Self-assembly on IJburg
Self-assembly on IJburg

On June 18 and 19, the Day of Architecture Amsterdam was marked by self-assembly. Building a house on your own land*, where the design and execution are entirely separate from the house next door is back. Unique solutions within reach, tailored to individual needs. Who would not like that?

After a long period of stagnation, the Netherlands scrambled back to building in the late nineteenth century. Increasing urbanization caused great need for housing. Investors and contractors went to work and stamped barracks from the ground, often with small, stuffy homes with low light and poor quality as a result. This so-called revolution construction was already getting bad press. In response emerged in the twentieth century modernism, with rational buildings, attention to light and hygiene, but also the endless repetition of townhomes with Vinex as an end.

Illegal wooden houses outside the Haarlemmerpoort by Anthonis van den Wijngaerde (1547-1561) Amsterdam City Archives
Illegal wooden houses outside the Haarlemmerpoort by Anthonis van den Wijngaerde (1547-1561) Amsterdam City Archives

Who wanted to live in the city had the choice between existing buildings and often new too uniform constructions. Only in recent decades there has been a change. More and more people choose to build their own home, even if they share the sides with the neighbors. Looking further back in time, there’s nothing new under the sun. In the sixteenth century, when Amsterdam had a huge growth period, there was no space left inside the city walls, so people build their illegal dwellings outside the walls. A survey in 1564 showed that as many as 964 illegal houses and structures could be found outside the walls of the city.
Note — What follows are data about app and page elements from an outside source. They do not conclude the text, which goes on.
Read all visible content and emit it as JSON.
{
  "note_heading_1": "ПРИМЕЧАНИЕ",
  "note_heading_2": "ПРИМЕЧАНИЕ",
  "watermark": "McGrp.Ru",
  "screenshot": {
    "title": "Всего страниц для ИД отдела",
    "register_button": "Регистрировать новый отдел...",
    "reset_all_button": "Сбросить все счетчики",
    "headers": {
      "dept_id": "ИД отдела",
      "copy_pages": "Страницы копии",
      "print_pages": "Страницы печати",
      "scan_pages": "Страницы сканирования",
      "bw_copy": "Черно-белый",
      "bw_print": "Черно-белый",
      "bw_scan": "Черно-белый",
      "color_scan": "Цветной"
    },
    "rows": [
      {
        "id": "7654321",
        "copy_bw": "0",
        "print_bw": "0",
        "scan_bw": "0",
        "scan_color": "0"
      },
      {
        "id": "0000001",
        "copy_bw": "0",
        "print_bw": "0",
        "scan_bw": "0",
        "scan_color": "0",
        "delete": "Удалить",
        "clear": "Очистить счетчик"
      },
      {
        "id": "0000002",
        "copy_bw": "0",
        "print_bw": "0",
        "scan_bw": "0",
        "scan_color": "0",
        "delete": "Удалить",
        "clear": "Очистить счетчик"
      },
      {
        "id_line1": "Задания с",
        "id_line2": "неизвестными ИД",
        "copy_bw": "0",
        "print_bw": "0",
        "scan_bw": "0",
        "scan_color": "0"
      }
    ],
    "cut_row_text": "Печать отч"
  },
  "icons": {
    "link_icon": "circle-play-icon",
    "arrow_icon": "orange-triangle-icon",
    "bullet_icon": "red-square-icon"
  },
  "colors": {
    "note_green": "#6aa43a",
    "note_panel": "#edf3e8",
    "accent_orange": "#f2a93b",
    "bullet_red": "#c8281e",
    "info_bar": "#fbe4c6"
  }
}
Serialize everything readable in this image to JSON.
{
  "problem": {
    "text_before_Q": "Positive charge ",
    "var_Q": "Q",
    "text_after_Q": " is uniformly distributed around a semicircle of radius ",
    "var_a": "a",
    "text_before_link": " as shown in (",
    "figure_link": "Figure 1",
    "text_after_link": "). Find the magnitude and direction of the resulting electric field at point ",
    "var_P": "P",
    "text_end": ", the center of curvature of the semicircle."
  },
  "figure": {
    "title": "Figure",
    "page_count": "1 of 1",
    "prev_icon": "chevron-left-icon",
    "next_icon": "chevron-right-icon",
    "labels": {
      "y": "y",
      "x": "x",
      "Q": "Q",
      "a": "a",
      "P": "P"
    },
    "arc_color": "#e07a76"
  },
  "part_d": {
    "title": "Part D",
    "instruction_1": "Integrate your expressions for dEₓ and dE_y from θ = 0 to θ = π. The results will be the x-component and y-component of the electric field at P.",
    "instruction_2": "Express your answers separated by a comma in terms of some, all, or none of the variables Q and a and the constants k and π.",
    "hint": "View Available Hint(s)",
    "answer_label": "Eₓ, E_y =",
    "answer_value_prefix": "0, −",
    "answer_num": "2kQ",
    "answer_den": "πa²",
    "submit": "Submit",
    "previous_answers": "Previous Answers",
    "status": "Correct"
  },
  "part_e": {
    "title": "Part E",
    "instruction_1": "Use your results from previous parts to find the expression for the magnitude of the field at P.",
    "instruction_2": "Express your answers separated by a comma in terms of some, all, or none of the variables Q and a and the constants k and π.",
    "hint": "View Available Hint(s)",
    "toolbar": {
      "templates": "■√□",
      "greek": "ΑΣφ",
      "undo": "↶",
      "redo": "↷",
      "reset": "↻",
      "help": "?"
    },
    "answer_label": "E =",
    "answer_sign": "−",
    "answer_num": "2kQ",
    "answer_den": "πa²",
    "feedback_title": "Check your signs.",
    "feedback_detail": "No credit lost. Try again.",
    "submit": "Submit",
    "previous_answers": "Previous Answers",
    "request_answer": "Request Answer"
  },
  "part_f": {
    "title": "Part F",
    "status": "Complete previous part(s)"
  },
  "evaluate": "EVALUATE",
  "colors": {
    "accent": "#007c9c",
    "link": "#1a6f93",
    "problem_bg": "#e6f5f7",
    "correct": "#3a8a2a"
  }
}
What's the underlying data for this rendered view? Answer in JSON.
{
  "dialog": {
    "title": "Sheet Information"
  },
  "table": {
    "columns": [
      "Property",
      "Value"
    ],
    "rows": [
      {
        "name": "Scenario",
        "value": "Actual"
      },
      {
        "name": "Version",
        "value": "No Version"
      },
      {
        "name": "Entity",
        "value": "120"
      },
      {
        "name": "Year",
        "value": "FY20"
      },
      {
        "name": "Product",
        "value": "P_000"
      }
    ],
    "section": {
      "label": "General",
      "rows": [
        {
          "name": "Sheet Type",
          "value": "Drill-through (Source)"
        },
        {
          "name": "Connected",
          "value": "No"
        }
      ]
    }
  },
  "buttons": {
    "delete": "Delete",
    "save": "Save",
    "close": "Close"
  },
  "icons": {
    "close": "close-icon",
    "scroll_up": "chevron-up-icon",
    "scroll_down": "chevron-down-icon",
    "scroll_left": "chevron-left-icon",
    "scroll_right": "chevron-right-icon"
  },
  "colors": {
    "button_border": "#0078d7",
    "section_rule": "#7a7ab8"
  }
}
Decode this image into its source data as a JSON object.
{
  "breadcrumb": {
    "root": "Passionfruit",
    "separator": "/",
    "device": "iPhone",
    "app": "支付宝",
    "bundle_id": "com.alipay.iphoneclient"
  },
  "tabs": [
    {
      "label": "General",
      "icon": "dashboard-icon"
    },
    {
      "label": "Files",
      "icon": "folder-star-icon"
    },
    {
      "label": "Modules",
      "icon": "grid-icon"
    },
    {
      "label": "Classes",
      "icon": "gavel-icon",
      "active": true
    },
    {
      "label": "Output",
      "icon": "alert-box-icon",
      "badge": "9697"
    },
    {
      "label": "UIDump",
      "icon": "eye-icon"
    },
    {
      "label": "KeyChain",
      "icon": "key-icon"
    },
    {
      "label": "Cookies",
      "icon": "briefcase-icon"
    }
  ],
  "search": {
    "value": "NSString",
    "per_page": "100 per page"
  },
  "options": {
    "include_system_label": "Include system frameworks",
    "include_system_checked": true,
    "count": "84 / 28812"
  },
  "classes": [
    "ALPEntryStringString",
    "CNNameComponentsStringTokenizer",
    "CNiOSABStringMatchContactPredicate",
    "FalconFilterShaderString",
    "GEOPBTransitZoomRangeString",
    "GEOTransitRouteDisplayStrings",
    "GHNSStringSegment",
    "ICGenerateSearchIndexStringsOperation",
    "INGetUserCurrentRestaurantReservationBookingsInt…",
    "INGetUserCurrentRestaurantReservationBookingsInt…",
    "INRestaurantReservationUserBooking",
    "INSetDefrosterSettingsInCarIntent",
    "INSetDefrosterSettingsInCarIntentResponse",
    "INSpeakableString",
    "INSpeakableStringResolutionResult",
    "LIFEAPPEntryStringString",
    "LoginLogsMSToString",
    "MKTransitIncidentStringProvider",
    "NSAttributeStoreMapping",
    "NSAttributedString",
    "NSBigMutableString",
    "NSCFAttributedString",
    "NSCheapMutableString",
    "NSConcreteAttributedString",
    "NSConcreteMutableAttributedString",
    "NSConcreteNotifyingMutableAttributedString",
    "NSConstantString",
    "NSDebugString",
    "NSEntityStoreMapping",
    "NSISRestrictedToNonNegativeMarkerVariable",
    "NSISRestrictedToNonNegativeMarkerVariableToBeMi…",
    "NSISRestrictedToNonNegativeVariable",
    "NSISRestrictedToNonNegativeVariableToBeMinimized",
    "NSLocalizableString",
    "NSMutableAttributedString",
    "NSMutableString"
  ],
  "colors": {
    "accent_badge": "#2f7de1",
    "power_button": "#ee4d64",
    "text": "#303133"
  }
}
In the construction of the canals, from 1613, they made a virtue into a necessity. Because the city needed money to dig canals, build bridges and to build new defenses, plots of lands were auctioned by district. Anyone with interest and money could buy a lot and build his own house. The city gave the embankments and some building heights of the terrain. Also, the city council gave the builders some simple rules in the seventeenth century, which everyone must adhere. Those rules related mainly to keep open the courtyards, the height of the buildings in the radial streets and the soundness of the fundaments, on which they held close supervision.

View of the Golden Bend in the Herengracht by Gerrit Adriaensz. Berckheyde (1671-1672) Rijksmuseum Amsterdam
View of the Golden Bend in the Herengracht by Gerrit Adriaensz. Berckheyde (1671-1672) Rijksmuseum Amsterdam

In terms of design and performance it was fairly free to build whatever they wanted. This led to wide and narrow facades, high and low gabels arose on Herengracht, initially even facades of wood! But of course, soon facades of brick and stone prevailed and an endless variation and adaptation to the rich variety of gables which we can be still admired every day. The individuality of the homebuilder led to an urban monument of world class and provides inspiration for the homebuilder now.

*Own land is a big word in Amsterdam, you have the plot on lease from the city.